### Exercise data

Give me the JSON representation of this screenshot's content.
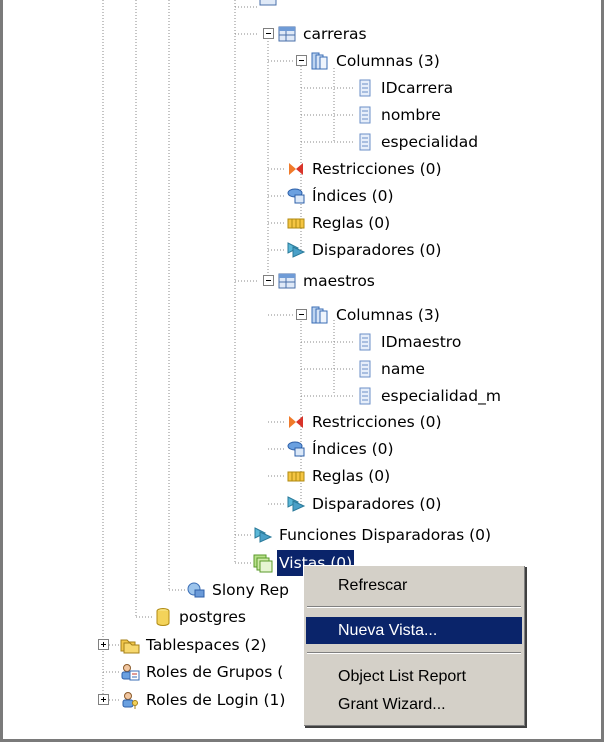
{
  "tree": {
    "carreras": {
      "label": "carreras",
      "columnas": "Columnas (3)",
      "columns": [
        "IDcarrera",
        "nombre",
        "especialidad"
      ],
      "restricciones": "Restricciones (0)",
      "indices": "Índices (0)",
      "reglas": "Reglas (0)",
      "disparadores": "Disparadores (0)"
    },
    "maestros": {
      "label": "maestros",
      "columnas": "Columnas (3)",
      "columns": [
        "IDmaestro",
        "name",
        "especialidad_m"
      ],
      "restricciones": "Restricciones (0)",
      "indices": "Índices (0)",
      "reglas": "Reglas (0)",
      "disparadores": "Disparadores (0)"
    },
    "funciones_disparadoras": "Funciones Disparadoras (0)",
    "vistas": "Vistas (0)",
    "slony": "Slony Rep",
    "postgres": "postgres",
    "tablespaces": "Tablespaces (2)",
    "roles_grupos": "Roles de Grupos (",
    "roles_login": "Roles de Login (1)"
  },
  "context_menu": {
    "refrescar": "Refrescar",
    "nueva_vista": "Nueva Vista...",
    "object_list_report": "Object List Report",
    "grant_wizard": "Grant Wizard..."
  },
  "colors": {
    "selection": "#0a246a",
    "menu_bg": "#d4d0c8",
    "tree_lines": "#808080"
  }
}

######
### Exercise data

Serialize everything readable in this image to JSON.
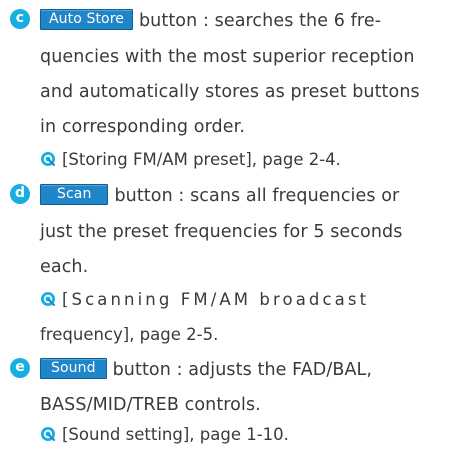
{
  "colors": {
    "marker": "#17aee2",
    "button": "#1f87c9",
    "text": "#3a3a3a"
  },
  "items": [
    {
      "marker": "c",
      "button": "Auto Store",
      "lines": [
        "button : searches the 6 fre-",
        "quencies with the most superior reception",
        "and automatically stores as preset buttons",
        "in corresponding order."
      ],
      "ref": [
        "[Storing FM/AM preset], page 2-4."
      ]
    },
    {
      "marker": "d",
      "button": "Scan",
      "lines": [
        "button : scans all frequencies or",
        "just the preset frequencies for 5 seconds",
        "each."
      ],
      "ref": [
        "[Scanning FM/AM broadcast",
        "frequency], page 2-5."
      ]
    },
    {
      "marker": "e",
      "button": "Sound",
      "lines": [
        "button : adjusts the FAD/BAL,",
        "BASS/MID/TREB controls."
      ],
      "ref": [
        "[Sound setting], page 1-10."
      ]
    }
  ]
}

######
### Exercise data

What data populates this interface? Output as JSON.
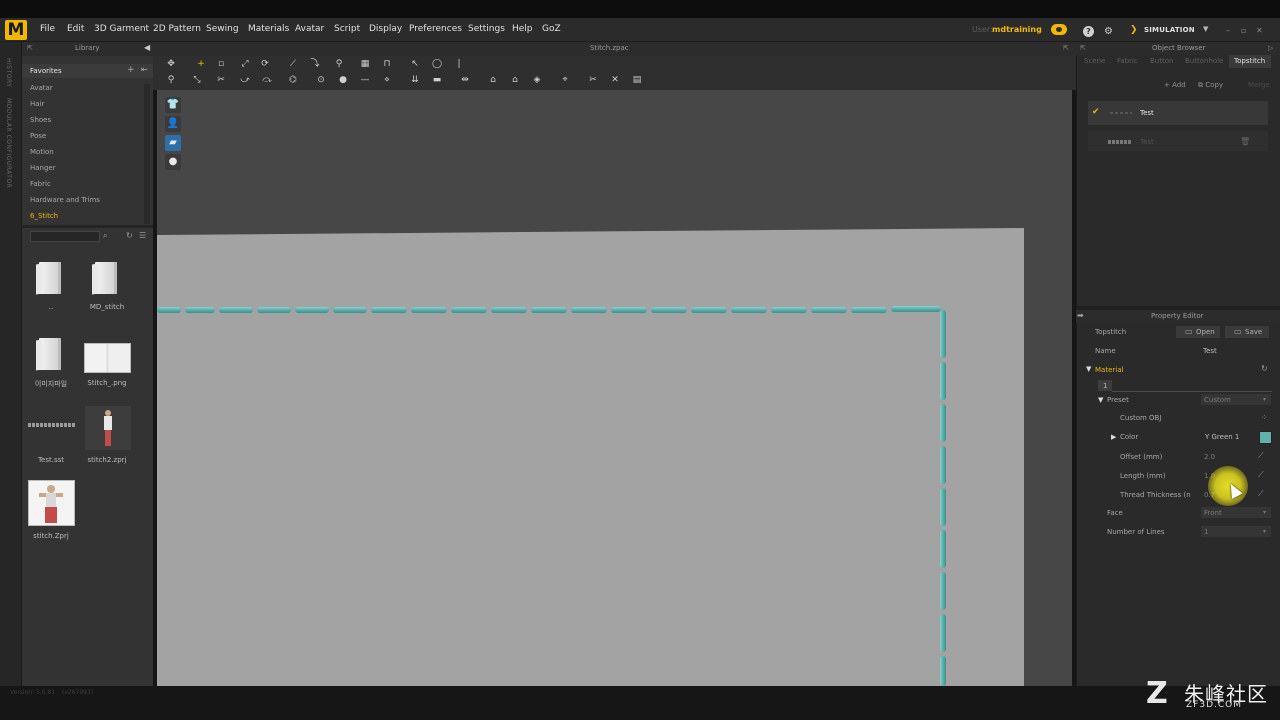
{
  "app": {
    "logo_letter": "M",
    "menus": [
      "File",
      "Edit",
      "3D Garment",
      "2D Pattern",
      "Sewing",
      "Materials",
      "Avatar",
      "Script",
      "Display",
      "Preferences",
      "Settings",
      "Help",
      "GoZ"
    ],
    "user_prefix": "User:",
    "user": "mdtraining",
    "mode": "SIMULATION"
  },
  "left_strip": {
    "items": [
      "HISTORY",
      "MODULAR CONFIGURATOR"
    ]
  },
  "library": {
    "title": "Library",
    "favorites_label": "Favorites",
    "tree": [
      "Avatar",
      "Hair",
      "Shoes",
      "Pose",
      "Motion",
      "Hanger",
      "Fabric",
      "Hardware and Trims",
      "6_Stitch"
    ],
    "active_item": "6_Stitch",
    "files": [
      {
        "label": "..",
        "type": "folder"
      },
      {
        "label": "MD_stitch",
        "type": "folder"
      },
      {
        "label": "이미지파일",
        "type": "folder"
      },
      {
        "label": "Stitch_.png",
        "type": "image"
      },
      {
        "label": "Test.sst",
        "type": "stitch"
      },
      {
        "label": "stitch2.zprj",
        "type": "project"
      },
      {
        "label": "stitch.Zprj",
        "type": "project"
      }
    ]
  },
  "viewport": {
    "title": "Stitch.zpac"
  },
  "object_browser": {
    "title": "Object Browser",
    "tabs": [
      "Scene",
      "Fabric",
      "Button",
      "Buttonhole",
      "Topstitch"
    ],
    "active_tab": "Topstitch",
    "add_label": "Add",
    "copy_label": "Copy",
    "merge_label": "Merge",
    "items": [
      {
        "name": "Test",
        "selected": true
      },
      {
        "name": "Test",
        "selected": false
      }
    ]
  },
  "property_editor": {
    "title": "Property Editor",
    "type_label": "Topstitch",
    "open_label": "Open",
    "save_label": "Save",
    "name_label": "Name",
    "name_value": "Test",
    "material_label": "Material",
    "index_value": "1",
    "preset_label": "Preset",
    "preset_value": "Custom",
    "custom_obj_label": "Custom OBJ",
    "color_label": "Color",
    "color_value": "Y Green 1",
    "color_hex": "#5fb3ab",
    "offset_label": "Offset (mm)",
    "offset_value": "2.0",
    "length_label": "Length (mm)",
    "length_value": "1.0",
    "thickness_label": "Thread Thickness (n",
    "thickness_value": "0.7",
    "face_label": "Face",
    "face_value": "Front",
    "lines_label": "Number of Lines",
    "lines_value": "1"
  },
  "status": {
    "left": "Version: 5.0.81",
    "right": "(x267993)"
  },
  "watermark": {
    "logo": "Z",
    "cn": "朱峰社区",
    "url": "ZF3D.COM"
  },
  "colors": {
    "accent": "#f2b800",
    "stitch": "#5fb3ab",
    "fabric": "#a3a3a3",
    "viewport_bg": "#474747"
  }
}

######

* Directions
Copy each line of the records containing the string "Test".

* Response to the task
        "label": "Test.sst",
        "name": "Test",
        "name": "Test",
    "name_value": "Test",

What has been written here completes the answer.